The AAF believes Trump’s policy will increase goods purchased by a total of $1,649 per person in California, and $522 per person in New York.
An analysis by the Peterson Institute of International Economics concludes the poorest U.S. households will be hurt the most by Trump’s trade policies.
People who make less than $5,000 for example, would see a 12 percent increase in the price of goods they purchase, while people making $150,000 or more would see a 5 percent increase, the Peterson Institute found.
Foreign Direct Investment
U.S. investment in China far outweigh Chinese investments in the United States.
KFC, McDonalds, and Starbucks, for example, are common storefronts in China. And many of these businesses are wholly-owned by their U.S. parent company.
KFC had 5,003 stores in China in 2015, and 76 percent of them were owned by the Louisville, Ky. firm Yum! Brands.
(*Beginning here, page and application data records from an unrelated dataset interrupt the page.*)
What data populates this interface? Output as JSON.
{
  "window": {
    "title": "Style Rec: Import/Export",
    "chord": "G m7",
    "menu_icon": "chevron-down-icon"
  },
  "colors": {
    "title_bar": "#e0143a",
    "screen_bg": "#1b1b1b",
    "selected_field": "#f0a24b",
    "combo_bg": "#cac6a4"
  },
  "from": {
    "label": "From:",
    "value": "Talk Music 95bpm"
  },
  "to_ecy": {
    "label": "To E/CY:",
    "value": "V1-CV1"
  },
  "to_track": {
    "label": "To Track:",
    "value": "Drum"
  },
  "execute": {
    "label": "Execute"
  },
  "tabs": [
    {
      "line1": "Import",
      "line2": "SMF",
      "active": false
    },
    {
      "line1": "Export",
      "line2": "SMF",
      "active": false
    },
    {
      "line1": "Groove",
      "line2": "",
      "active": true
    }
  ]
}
Starbucks also has 2,382 stores in China, with more than half owned by the Seattle-based company.
China’s U.S. investments have been growing. In 2015, China invested $15 billion in the United States.
U.S. corporations owned by Chinese parent companies include AMC Entertainment, Legendary Entertainment, General Electric Appliance Business, Smithfield Foods and Starwood Hotels.
Debt: The other D-word
China’s large holdings of U.S. Treasury securities also concerns the United States.
Japan surpassed China as the largest holder of U.S. debt at the end of last year. As of January 2017, Japan held over $1.1 trillion in U.S. Treasury securities. China’s share of U.S. securities was more than $1 trillion, the U.S. Treasury Department reported.
As of April 6, the U.S. debt is now $19.8 trillion.
Climate change cooperation
In 2014, then U.S. President Barack Obama and China’s President Xi Jinping made headlines around the world when they agreed to reduce greenhouse gas emissions ahead of the Paris climate talks.
China and the United states are the world’s two largest emitters of greenhouse gasses.
In his first federal budget proposal, Trump called for an end to U.S. contributions to the U.N. Green Climate Fund. This could effectively remove the U.S. from the Paris agreement to reduce emissions worldwide.
The U.S. had committed $3 billion to the fund, and has so far contributed $1 billion. Climate change could be a topic of conversation at the meeting between the Xi and Trump this week.
Getting to know each other
More Americans and Chinese are visiting each other’s countries.
Americans are the second largest group of visitors to China, behind Japan. Meanwhile, the Chinese were the fourth largest group of visitors to the United States behind Japan, the United Kingdom, Mexico and Canada.
Chinese tourists visiting the United States spent $30 billion in 2015, according to the International Trade Administration.
A huge U.S. “export” is higher education. Based on survey data from the International Educational Exchange, there were 304,000 Chinese college students in the United States in 2015, compared to 13,000 American students studying at Chinese universities.
A greater number of Chinese view the U.S. favorably than the other way around, the Pew Research Center found.
In a February-March 2017 Pew survey of 1500 Americans, 44 percent of participants viewed China favorably.
Story by Lisa Chiu